The March issue features an inter-
view with Mary Adelson, 83, who went
from being a show-biz frontman for the
Mafia to a top TV producer worth $300
million married to Barbara Walters to
his present state – divorced, broke and
living alone in a tiny
apartment.
It also includes an
interview with a happy
and lively Stanley
Donen, 88, who
directed such clas-
sics as Singin' in the
Rain, On the Town and
Adelson

March 14 • 2013

May

been living with Elaine
May, 80, for the past
12 years and wears a
medallion that May
gave him that reads:
"Stanley Donen. If
found, please return
to Elaine May."

Graceful Jews

As reported in this column last week,

Olympic gold medalist Aly Raisman, 18,
will be one of the celebrities compet-
ing on the upcoming season of Dancing
with the Stars, beginning at 8 p.m.
Monday, March 18.
Meanwhile, profes-
sional dancer and audi-
ence favorite Maksim
Chmerkovskiy, 33,
says he will not return
this season. The
hunky Ukraine native,
who is the secular son
of a Jewish father and Chmerkovskiy
non-Jewish mother,
joined DWTS in its second season. He
has a lot of other interests, including
running four dance studios.
The World Figure Skating
Championships currently are tak-
ing place through March 18 in
London, Ontario.

Max Aaron, 20,
an Arizona native,

won the U.S.
Men's Individual
Championship last
month. Aaron, who
was raised in a
Conservative Jewish
Aaron
home, recently told
the JTA that he was
inspired by Jewish athletes growing
up. (The Men's final airs at 3:30 p.m.)
Also on the American team is pairs
skater Simon Shnapir, 25. He was born
in Moscow and moved, with his parents,
to the States when he was 16 months
old. Shnapir, an Emerson (Mass.) col-
lege student, stands 6-foot-4-inches
and towers over his 5-foot partner,

Marissa Castelli, 22.
Even so, they "make it work." Last
month, the duo won their first U.S.
Pairs National Championship. (The
pairs final airs at 9:30 a.m.)

Sad News
Bonnie Franklin, best
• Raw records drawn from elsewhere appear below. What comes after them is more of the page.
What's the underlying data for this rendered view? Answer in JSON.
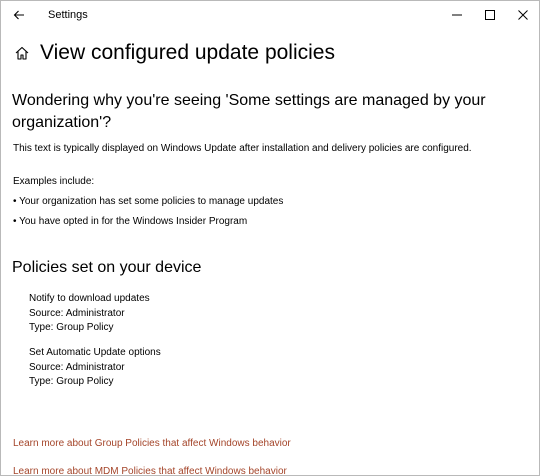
{
  "window": {
    "title": "Settings"
  },
  "header": {
    "title": "View configured update policies"
  },
  "intro": {
    "heading_line1": "Wondering why you're seeing 'Some settings are managed by your",
    "heading_line2": "organization'?",
    "description": "This text is typically displayed on Windows Update after installation and delivery policies are configured.",
    "examples_label": "Examples include:",
    "examples": [
      "• Your organization has set some policies to manage updates",
      "• You have opted in for the Windows Insider Program"
    ]
  },
  "policies": {
    "heading": "Policies set on your device",
    "items": [
      {
        "name": "Notify to download updates",
        "source": "Source: Administrator",
        "type": "Type: Group Policy"
      },
      {
        "name": "Set Automatic Update options",
        "source": "Source: Administrator",
        "type": "Type: Group Policy"
      }
    ]
  },
  "links": [
    "Learn more about Group Policies that affect Windows behavior",
    "Learn more about MDM Policies that affect Windows behavior"
  ],
  "colors": {
    "link": "#a4452a",
    "background": "#ffffff",
    "text": "#000000"
  },
  "icons": {
    "back": "back-arrow-icon",
    "home": "home-icon",
    "minimize": "minimize-icon",
    "maximize": "maximize-icon",
    "close": "close-icon"
  }
}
known as the star of
the hit sitcom One
Day at a Time, died
on March 1, at age 69,
of pancreatic cancer.
She met her second
husband, Marvin
Franklin
Minkoff, when he
produced an excel-
lent 1980 TV movie about the life of
birth control pioneer Margaret Sanger
that Franklin starred in. The couple wed
in 1980 and remained married until
Minkoff's death in 2009.
Valerie Harper, 73, who isn't Jewish
but played the famous Jewish charac-
ter Rhoda Morgenstern on the Mary
Tyler Moore Show and its spin-off,
Rhoda, has been diagnosed with a
terminal brain tumor.
In 2007, she starred as Golda Meir in
the film adaptation of the hit Broadway
play Golda's Balcony. David Groh, the
Jewish actor who played Joe, Rhoda's
non-Jewish husband, died in 2008, at
age 68, from cancer.



Back to Top

© 2021 Regents of the University of Michigan